Communications Manager

Karla Fernandez (she/her/hers) joins Ed Trust–West as a Communications Manager with over 11 years of experience advancing social impact initiatives.

Karla started her career as a teacher at Chicago Public Schools and UIC College Prep. After teaching, Karla joined United Friends of the Children to support LA County’s youth in foster care as a college counselor. Through Leadership for Educational Equity, Karla also served as a Policy Advisor Fellow for the office of a Los Angeles Unified School Board Member. She solidified her interests in policy analysis and quantitative research during her time with the Price Center for Social Innovation, the Housing Authority of the City of Los Angeles, and the USC Presidential Working Group on Sustainability. Before joining The Education Trust–West, Karla was the Associate Director for the Southeast Los Angeles (SELA) Collaborative, a network of nonprofits advocating for communities in SELA.
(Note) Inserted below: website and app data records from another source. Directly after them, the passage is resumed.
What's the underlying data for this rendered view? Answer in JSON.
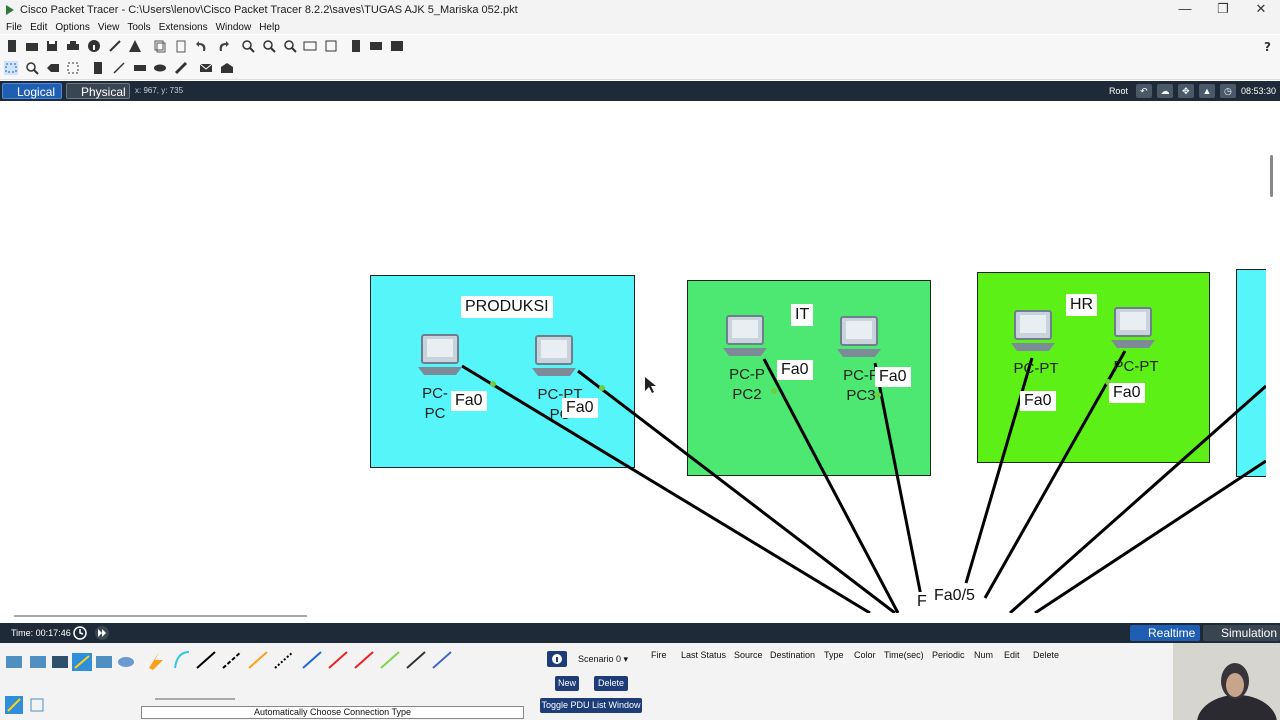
{
  "window": {
    "title": "Cisco Packet Tracer - C:\\Users\\lenov\\Cisco Packet Tracer 8.2.2\\saves\\TUGAS AJK 5_Mariska 052.pkt",
    "controls": [
      "—",
      "❐",
      "✕"
    ]
  },
  "menu": [
    "File",
    "Edit",
    "Options",
    "View",
    "Tools",
    "Extensions",
    "Window",
    "Help"
  ],
  "nav": {
    "logical": "Logical",
    "physical": "Physical",
    "coords": "x: 967, y: 735",
    "root": "Root",
    "clock": "08:53:30"
  },
  "groups": [
    {
      "title": "PRODUKSI",
      "color": "#55f5fa"
    },
    {
      "title": "IT",
      "color": "#4de871"
    },
    {
      "title": "HR",
      "color": "#5cf016"
    },
    {
      "title": "",
      "color": "#55f5fa"
    }
  ],
  "pcs": {
    "produksi_a": "PC-\nPC",
    "produksi_b": "PC-PT\nPC",
    "it_a": "PC-P\nPC2",
    "it_b": "PC-P\nPC3",
    "hr_a": "PC-PT",
    "hr_b": "PC-PT"
  },
  "ports": {
    "p1": "Fa0",
    "p2": "Fa0",
    "p3": "Fa0",
    "p4": "Fa0",
    "p5": "Fa0",
    "p6": "Fa0",
    "switch_port": "Fa0/5",
    "switch_prefix": "F"
  },
  "status": {
    "time": "Time: 00:17:46",
    "realtime": "Realtime",
    "simulation": "Simulation"
  },
  "bottom": {
    "conn_type": "Automatically Choose Connection Type",
    "scenario": "Scenario 0",
    "new": "New",
    "delete": "Delete",
    "toggle": "Toggle PDU List Window",
    "pdu_columns": [
      "Fire",
      "Last Status",
      "Source",
      "Destination",
      "Type",
      "Color",
      "Time(sec)",
      "Periodic",
      "Num",
      "Edit",
      "Delete"
    ]
  }
}
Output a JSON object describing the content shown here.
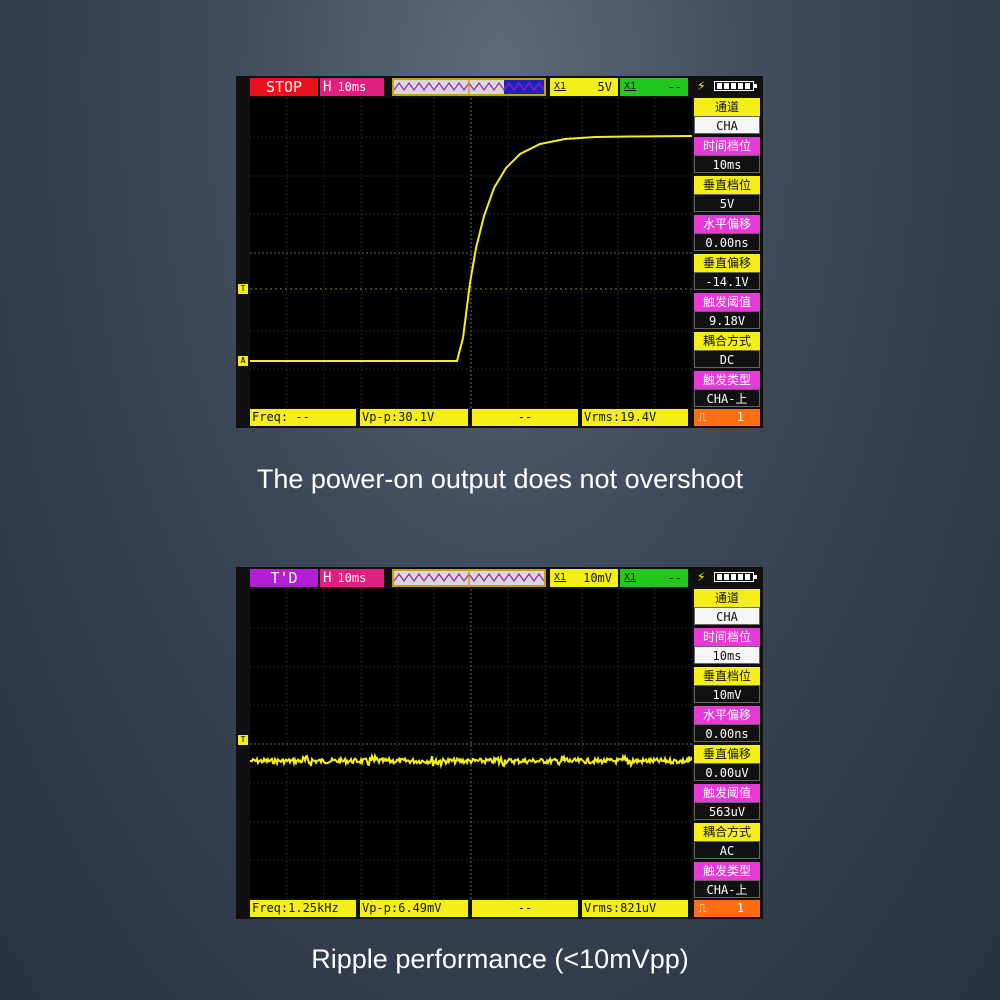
{
  "scopes": [
    {
      "status": "STOP",
      "timebase_label": "H",
      "timebase": "10ms",
      "ch1_label": "X1",
      "ch1_volts": "5V",
      "ch2_label": "X1",
      "ch2_volts": "--",
      "side": [
        {
          "label": "通道",
          "value": "CHA"
        },
        {
          "label": "时间档位",
          "value": "10ms"
        },
        {
          "label": "垂直档位",
          "value": "5V"
        },
        {
          "label": "水平偏移",
          "value": "0.00ns"
        },
        {
          "label": "垂直偏移",
          "value": "-14.1V"
        },
        {
          "label": "触发阈值",
          "value": "9.18V"
        },
        {
          "label": "耦合方式",
          "value": "DC"
        },
        {
          "label": "触发类型",
          "value": "CHA-上"
        }
      ],
      "freq": "Freq: --",
      "vpp": "Vp-p:30.1V",
      "mid": "--",
      "vrms": "Vrms:19.4V",
      "run_value": "1",
      "marker_t": "T",
      "marker_a": "A",
      "caption": "The power-on output does not overshoot",
      "colors": {
        "trace": "#f4ef1a",
        "status": "#e8121c"
      }
    },
    {
      "status": "T'D",
      "timebase_label": "H",
      "timebase": "10ms",
      "ch1_label": "X1",
      "ch1_volts": "10mV",
      "ch2_label": "X1",
      "ch2_volts": "--",
      "side": [
        {
          "label": "通道",
          "value": "CHA"
        },
        {
          "label": "时间档位",
          "value": "10ms"
        },
        {
          "label": "垂直档位",
          "value": "10mV"
        },
        {
          "label": "水平偏移",
          "value": "0.00ns"
        },
        {
          "label": "垂直偏移",
          "value": "0.00uV"
        },
        {
          "label": "触发阈值",
          "value": "563uV"
        },
        {
          "label": "耦合方式",
          "value": "AC"
        },
        {
          "label": "触发类型",
          "value": "CHA-上"
        }
      ],
      "freq": "Freq:1.25kHz",
      "vpp": "Vp-p:6.49mV",
      "mid": "--",
      "vrms": "Vrms:821uV",
      "run_value": "1",
      "marker_t": "T",
      "caption": "Ripple performance (<10mVpp)",
      "colors": {
        "trace": "#f4ef1a",
        "status": "#b11ed6"
      }
    }
  ]
}
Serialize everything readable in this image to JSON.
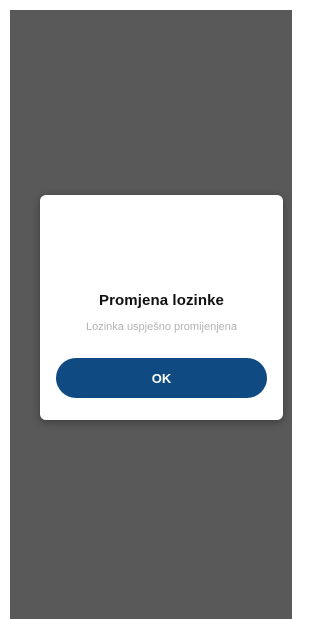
{
  "dialog": {
    "title": "Promjena lozinke",
    "message": "Lozinka uspješno promijenjena",
    "ok_label": "OK"
  },
  "colors": {
    "overlay": "#595959",
    "dialog_background": "#ffffff",
    "button_background": "#0f4a82",
    "button_text": "#ffffff",
    "message_text": "#b3b3b3"
  }
}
Karla holds a Bachelor’s Degree in Anthropology from the University of Chicago, a Master of Public Policy from the USC Price School of Public Policy, and a Graduate Certificate in Policy Advocacy from the USC Annenberg School for Communication and Journalism. Karla is based out of southern California and is passionate about using data analysis, communications, and digital strategies for policy advocacy and social justice efforts.